> **Instructions for the task**
Look for "screenshot" in the listing below. Gather each line that contains it.

> **Extracted entries**
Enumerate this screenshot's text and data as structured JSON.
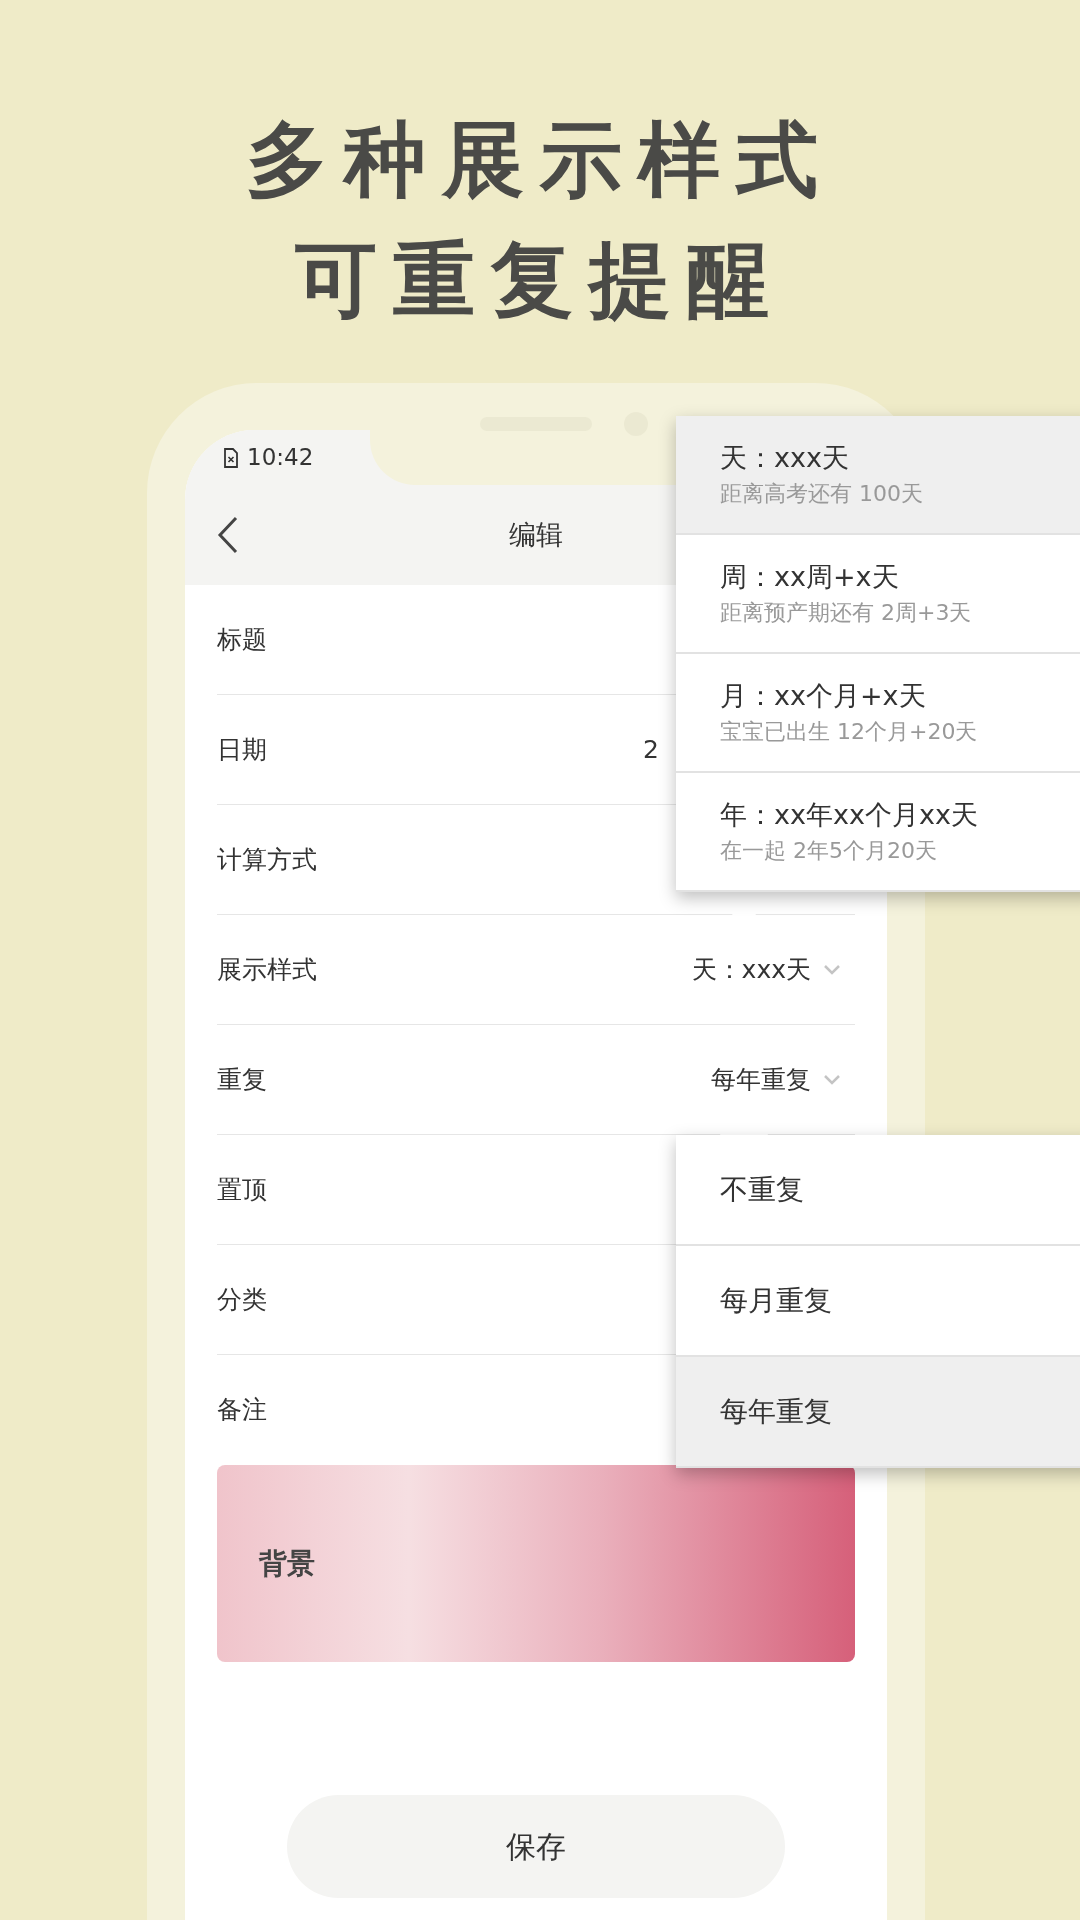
{
  "headline": [
    "多种展示样式",
    "可重复提醒"
  ],
  "status_bar": {
    "time": "10:42"
  },
  "header": {
    "title": "编辑"
  },
  "rows": [
    {
      "label": "标题"
    },
    {
      "label": "日期",
      "value": "2"
    },
    {
      "label": "计算方式"
    },
    {
      "label": "展示样式",
      "value": "天：xxx天",
      "dropdown": true
    },
    {
      "label": "重复",
      "value": "每年重复",
      "dropdown": true
    },
    {
      "label": "置顶"
    },
    {
      "label": "分类"
    },
    {
      "label": "备注"
    }
  ],
  "background_card": {
    "label": "背景"
  },
  "save_button": "保存",
  "style_menu": {
    "items": [
      {
        "title": "天：xxx天",
        "example": "距离高考还有 100天",
        "selected": true
      },
      {
        "title": "周：xx周+x天",
        "example": "距离预产期还有 2周+3天",
        "selected": false
      },
      {
        "title": "月：xx个月+x天",
        "example": "宝宝已出生 12个月+20天",
        "selected": false
      },
      {
        "title": "年：xx年xx个月xx天",
        "example": "在一起 2年5个月20天",
        "selected": false
      }
    ]
  },
  "repeat_menu": {
    "items": [
      {
        "label": "不重复",
        "selected": false
      },
      {
        "label": "每月重复",
        "selected": false
      },
      {
        "label": "每年重复",
        "selected": true
      }
    ]
  }
}
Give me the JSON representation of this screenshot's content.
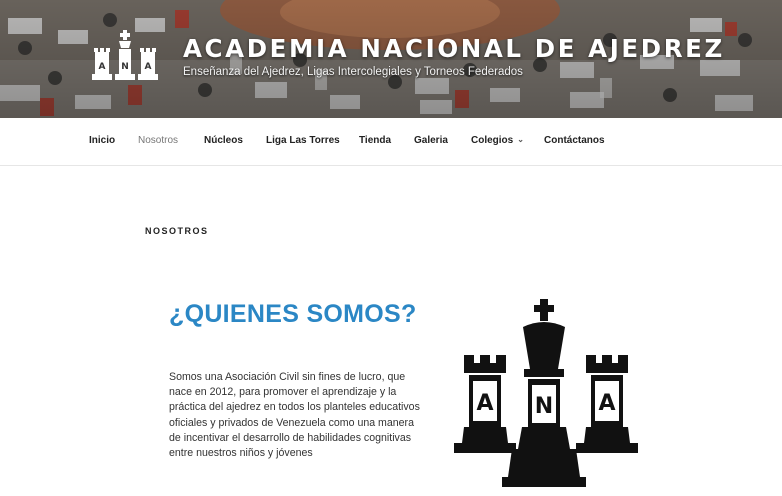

> **Task answer**
Enumerate this screenshot's text and data as structured JSON.
Give me the JSON representation of this screenshot's content.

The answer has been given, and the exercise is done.